The audit trail provided by GitOps is useful for observability and to assess the impact of changes on infrastructure performance. This ability is particularly important for providing information to regulators if they want to know who changed what and when.
The second advantage is a consistent runbook. By being able to create a hybrid shared services platform, developers can access the platform using the same pipeline, quality assurance (QA), staging, production, and other processes for different environments. The cost benefits arise from using less expensive cloud resources compared to the previous model of running all infrastructure on-premises. Organizations can use the ephemeral ability to run AWS infrastructure in the cloud, while still being able to run this persistent layer in production on-premises when needed.
A game company has several options when looking to run its platforms outside of an AWS environment in a particular jurisdiction. One option is to use EKS by running it on a specific AWS data center located in a specific country, state, locality, or other jurisdiction. It is also possible to manage environments with EKS-Distro for use in local areas to meet regulations which may be specific to each city. The third and very popular option is to run AWS Outposts. With AWS Outposts, a game company can run EKS with a colocation service, in a data center, or in an on-premises location.
Play with GitOps
The GitOps model gives developers the ability to build and validate apps on Git without the many headaches and potential slowdowns of the production pipeline. They don’t have to reorganize each application and update them for the different environments in which they will be distributed. Unless, of course, there is a need to do so by configuring an application to provide functionality distributed across different cloud environments or on-premises running in different environments.
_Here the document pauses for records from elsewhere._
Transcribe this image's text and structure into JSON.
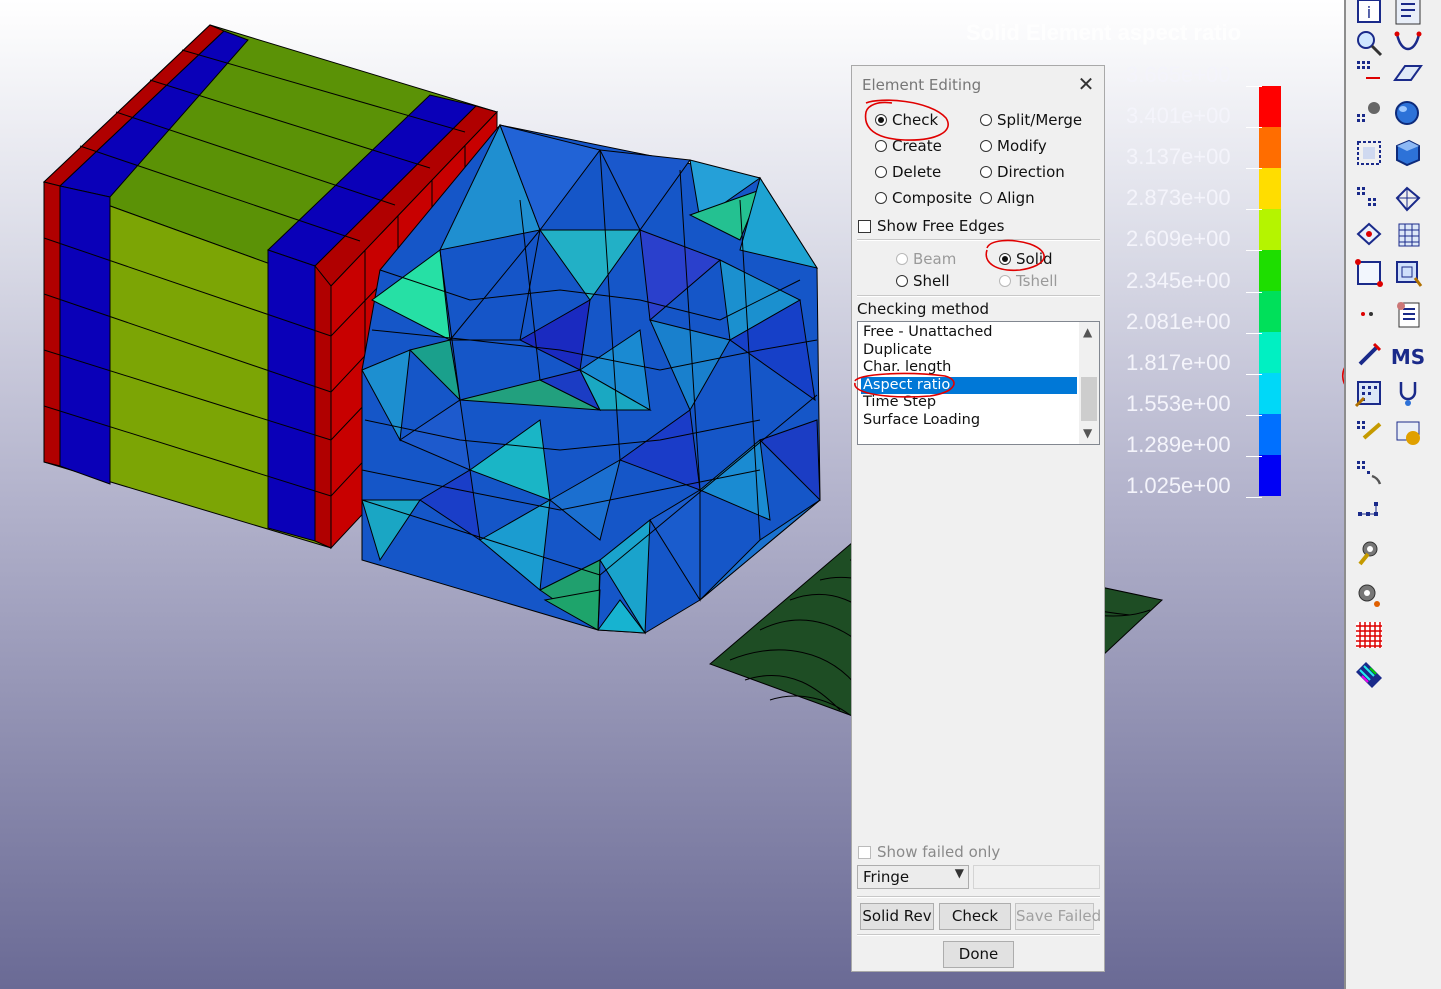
{
  "legend": {
    "title": "Solid Element aspect ratio",
    "labels": [
      "3.665e+00",
      "3.401e+00",
      "3.137e+00",
      "2.873e+00",
      "2.609e+00",
      "2.345e+00",
      "2.081e+00",
      "1.817e+00",
      "1.553e+00",
      "1.289e+00",
      "1.025e+00"
    ],
    "colors": [
      "#ff0000",
      "#ff6d00",
      "#ffdd00",
      "#b5f400",
      "#1ede00",
      "#00e05a",
      "#00f0c2",
      "#00d8f8",
      "#0070ff",
      "#0000f5"
    ]
  },
  "dialog": {
    "title": "Element Editing",
    "close": "✕",
    "actions": {
      "check": "Check",
      "create": "Create",
      "delete": "Delete",
      "composite": "Composite",
      "split_merge": "Split/Merge",
      "modify": "Modify",
      "direction": "Direction",
      "align": "Align",
      "selected": "Check"
    },
    "show_free_edges": "Show Free Edges",
    "element_types": {
      "beam": "Beam",
      "solid": "Solid",
      "shell": "Shell",
      "tshell": "Tshell",
      "selected": "Solid"
    },
    "checking_method_label": "Checking method",
    "methods": [
      "Free - Unattached",
      "Duplicate",
      "Char. length",
      "Aspect ratio",
      "Time Step",
      "Surface Loading"
    ],
    "selected_method": "Aspect ratio",
    "show_failed_only": "Show failed only",
    "display_mode": "Fringe",
    "buttons": {
      "solid_rev": "Solid Rev",
      "check": "Check",
      "save_failed": "Save Failed",
      "done": "Done"
    }
  },
  "toolbar": {
    "icons": [
      "element-info-icon",
      "model-tree-icon",
      "zoom-find-icon",
      "curve-icon",
      "node-transform-icon",
      "plane-icon",
      "node-gear-icon",
      "sphere-part-icon",
      "node-box-icon",
      "solid-box-icon",
      "node-grid-icon",
      "mesh-net-icon",
      "point-move-icon",
      "table-mesh-icon",
      "node-frame-icon",
      "element-edit-icon",
      "node-dots-icon",
      "report-icon",
      "pencil-icon",
      "ms-text-icon",
      "element-check-icon",
      "stethoscope-icon",
      "node-ruler-icon",
      "user-badge-icon",
      "node-hand-icon",
      "node-cluster-icon",
      "gear-wrench-icon",
      "gear-icon",
      "red-grid-icon",
      "multicolor-mesh-icon"
    ]
  }
}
Developers and operators can function as one team as the GitOps process remains continuous and fluid, with Git serving as the single, enduring source of truth for the game application. Operations team members manage the infrastructure and the way it’s configured, while the developers focus on building and updating the software before it gets engaged in Git. As soon as the developers issue a pull request and merge the code, the application or update is automatically deployed via CD in the different environments.
Once in a declarative state and versioned on Git, the operations team can rely on EKS and EKS-D to evolve and manage game applications. They are able to manage the system on Git so that all applications meet localized data and operational sovereignty requirements in different jurisdictions in hybrid cloud and on-premises environments around the world.
Compliance and security risks associated with developing and delivering gaming applications can be reduced. Git serves as a single repository for permissions and compliance to be set centrally, rather than setting them individually outside of Git for each cloud or on-premises environment. Every change made to the system on Git is logged to provide a clear audit trail to track all changes and access. A reliable definition of the cluster state with the running cluster is also available, which helps ensure that tracked and auditable changes match.
In summary, DevOps teams are able to see tangible results with this Git-centric approach to developing and deploying CI / CD applications and for gaming applications on multi-cloud and on-premises environments. Thanks to GitOps, the chances of success become even higher in favor of a game app maker.
Daniel Lizio-Katzen, Strategy & Partnerships Manager, Weaving